“We must continue to demonstrate that we reject and will resist the politics of fear, anti-Muslim racism, and white supremacy.”
Lower courts ruled that individuals able show a “credible claim of a bona fide relationship with a person or entity in the United States” were excluded from the ban. The High Court’s decision disagreed.
On Monday, the ACLU issued a statement, saying:
“The Supreme Court granted the Trump administration’s request to temporarily allow the latest Muslim ban to take full effect as the case is litigated.”
“Two federal appeals courts will soon hear separate challenges to the ban. The Ninth Circuit will hear Hawaii’s case on Dec. 6, and the Fourth Circuit will hear the challenge brought by the American Civil Liberties Union and partner organizations on Dec. 8.”
ACLU immigrants rights project director Omar Jadwat added:
“President Trump’s anti-Muslim prejudice is no secret. He has repeatedly confirmed it, including just last week on Twitter.”
“It’s unfortunate that the full ban can move forward for now, but this order does not address the merits of our claims.”
“We continue to stand for freedom, equality, and for those who are unfairly being separated from their loved ones. We will be arguing Friday in the Fourth Circuit that the ban should ultimately be struck down.”
Other groups supporting the ACLU’s International Refugee Assistance Project v. Trump include the National Immigration Law Center, the Urban Justice Center’s International Refugee Assistance Project (IRAP), the Yemeni American Merchants Association, the Arab American Association of New York, and numerous individual plaintiffs.
The battle for the rights of refugees, asylum seekers and other immigrants isn’t over.
Stephen Lendman is a Research Associate of the CRG, Correspondent of Global Research based in Chicago.

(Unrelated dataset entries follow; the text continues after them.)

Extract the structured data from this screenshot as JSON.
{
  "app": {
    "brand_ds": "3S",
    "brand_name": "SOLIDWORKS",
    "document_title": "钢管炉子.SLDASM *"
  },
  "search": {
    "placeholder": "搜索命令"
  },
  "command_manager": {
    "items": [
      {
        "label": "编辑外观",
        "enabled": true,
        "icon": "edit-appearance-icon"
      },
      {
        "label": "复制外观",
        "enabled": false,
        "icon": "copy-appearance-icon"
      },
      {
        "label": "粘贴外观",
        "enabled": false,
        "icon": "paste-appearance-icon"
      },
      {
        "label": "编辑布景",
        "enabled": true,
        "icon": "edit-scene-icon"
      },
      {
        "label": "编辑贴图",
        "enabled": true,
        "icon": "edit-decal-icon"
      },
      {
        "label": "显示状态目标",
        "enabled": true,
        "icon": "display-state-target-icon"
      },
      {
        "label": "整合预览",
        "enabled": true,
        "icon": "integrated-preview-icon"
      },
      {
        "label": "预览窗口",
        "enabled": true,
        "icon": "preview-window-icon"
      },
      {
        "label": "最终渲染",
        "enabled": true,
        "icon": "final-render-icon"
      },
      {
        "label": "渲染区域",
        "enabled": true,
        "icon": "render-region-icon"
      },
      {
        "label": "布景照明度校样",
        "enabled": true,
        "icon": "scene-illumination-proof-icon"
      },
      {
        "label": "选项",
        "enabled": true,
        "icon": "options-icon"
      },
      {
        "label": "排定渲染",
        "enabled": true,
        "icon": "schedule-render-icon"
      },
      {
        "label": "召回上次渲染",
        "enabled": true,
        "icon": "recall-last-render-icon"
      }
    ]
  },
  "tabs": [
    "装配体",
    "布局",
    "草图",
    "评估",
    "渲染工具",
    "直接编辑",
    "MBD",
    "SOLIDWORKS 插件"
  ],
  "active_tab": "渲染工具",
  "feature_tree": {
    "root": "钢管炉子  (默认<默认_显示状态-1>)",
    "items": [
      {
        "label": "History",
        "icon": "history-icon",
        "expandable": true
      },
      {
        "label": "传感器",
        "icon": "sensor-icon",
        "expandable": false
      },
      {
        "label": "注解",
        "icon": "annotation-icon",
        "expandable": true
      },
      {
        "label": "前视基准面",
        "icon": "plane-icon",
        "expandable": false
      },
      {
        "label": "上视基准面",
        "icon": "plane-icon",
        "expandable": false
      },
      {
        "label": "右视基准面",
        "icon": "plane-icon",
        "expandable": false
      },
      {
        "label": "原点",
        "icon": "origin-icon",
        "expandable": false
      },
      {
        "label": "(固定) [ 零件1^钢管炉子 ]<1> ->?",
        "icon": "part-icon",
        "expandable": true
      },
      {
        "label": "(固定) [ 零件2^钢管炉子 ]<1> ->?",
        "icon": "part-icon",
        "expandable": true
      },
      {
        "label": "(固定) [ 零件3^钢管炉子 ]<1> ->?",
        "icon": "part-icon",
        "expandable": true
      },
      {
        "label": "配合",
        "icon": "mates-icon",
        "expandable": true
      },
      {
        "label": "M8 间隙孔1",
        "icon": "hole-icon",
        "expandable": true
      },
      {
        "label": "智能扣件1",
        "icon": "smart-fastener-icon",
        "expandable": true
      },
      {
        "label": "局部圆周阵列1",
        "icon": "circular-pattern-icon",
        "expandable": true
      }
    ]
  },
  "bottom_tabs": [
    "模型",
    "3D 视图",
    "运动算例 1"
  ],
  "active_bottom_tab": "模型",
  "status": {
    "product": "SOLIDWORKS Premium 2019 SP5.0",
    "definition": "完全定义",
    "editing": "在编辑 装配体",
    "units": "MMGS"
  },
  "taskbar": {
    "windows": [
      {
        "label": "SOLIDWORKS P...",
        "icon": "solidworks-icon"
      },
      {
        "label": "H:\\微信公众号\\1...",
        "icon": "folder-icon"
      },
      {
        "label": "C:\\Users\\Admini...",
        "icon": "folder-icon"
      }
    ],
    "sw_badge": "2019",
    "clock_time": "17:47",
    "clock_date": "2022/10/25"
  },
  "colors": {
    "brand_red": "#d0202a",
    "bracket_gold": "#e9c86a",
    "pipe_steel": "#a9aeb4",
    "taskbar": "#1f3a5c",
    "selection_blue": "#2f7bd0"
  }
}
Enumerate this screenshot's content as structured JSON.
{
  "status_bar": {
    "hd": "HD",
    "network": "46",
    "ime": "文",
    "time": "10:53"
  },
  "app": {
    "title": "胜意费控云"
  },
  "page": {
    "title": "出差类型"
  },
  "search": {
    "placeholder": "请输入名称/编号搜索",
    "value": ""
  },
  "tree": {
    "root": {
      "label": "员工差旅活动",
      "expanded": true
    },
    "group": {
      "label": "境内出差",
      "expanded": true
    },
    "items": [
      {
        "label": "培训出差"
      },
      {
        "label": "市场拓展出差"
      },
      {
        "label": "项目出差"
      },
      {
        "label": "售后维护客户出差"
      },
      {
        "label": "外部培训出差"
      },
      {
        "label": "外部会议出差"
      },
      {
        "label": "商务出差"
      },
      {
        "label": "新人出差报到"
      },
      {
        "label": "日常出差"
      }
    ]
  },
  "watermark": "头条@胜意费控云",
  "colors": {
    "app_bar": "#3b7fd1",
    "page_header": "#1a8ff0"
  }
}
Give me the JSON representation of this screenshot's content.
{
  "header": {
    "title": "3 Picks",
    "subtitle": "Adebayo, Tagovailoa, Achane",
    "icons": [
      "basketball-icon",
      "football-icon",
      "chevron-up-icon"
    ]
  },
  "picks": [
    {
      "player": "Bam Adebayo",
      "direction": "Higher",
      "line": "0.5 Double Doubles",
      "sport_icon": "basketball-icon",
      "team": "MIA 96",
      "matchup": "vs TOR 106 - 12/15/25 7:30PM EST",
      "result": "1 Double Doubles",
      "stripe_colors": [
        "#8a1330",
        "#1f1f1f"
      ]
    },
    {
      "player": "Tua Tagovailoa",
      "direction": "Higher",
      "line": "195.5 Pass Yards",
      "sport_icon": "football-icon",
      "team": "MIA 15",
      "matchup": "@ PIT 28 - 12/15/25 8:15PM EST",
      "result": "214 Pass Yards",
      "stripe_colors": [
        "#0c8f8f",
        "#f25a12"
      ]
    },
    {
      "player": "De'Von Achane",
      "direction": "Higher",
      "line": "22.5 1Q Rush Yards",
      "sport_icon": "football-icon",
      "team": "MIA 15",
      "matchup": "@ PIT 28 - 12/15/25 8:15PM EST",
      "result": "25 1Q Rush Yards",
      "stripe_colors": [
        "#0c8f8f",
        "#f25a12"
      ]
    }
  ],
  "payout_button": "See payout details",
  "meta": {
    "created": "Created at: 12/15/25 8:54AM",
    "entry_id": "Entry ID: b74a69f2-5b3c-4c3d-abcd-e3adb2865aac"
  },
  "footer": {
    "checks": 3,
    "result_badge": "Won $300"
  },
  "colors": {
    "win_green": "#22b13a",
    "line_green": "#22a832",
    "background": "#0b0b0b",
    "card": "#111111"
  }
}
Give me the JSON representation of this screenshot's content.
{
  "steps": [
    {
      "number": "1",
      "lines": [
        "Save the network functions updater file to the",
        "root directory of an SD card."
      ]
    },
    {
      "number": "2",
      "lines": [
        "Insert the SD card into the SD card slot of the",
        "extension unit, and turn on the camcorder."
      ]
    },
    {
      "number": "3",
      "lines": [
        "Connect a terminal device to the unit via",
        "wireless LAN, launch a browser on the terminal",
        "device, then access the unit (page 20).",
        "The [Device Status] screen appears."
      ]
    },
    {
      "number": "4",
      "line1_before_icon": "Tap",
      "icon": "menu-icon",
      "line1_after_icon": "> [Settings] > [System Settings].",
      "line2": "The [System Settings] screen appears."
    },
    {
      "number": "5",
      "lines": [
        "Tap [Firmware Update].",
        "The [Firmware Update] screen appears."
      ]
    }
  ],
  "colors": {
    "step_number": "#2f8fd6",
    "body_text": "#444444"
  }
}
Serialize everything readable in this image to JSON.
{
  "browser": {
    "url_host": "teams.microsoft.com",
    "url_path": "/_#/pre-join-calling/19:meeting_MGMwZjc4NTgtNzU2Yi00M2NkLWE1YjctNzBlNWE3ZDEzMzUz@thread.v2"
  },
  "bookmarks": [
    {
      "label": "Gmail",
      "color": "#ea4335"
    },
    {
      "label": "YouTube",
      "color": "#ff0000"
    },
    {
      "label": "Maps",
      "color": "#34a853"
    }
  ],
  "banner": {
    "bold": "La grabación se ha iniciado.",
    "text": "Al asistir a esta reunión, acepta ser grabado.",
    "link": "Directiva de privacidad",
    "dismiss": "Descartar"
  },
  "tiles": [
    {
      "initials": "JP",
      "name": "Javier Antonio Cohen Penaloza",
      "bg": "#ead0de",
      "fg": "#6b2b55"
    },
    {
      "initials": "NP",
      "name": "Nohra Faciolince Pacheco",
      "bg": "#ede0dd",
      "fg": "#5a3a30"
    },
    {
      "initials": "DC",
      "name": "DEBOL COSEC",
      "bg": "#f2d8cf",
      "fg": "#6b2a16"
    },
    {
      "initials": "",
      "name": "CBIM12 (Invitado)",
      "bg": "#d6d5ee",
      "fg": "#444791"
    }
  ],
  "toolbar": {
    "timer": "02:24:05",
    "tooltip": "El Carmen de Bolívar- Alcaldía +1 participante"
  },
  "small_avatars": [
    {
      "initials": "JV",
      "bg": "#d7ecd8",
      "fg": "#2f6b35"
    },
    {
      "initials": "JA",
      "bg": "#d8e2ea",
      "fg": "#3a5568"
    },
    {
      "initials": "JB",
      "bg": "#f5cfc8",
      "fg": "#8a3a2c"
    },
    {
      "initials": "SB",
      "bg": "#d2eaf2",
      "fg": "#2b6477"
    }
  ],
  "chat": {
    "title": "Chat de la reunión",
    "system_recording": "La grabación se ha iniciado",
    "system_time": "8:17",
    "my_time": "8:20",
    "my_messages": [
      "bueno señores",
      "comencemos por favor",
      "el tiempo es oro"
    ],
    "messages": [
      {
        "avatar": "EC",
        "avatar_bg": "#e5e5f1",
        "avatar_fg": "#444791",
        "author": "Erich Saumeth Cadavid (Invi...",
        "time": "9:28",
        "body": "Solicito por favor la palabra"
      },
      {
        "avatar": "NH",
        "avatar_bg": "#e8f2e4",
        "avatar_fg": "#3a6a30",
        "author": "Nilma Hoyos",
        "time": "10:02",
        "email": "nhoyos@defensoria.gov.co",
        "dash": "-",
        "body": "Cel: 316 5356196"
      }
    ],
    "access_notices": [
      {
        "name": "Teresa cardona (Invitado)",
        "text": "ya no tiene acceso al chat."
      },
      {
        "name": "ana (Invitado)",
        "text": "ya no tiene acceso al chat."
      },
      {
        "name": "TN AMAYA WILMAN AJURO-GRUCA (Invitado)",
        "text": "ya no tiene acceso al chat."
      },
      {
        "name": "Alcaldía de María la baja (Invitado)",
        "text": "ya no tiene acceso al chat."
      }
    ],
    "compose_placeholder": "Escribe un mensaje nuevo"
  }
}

My newest book as editor and contributor is titled “Flashpoint in Ukraine: How the US Drive for Hegemony Risks WW III.”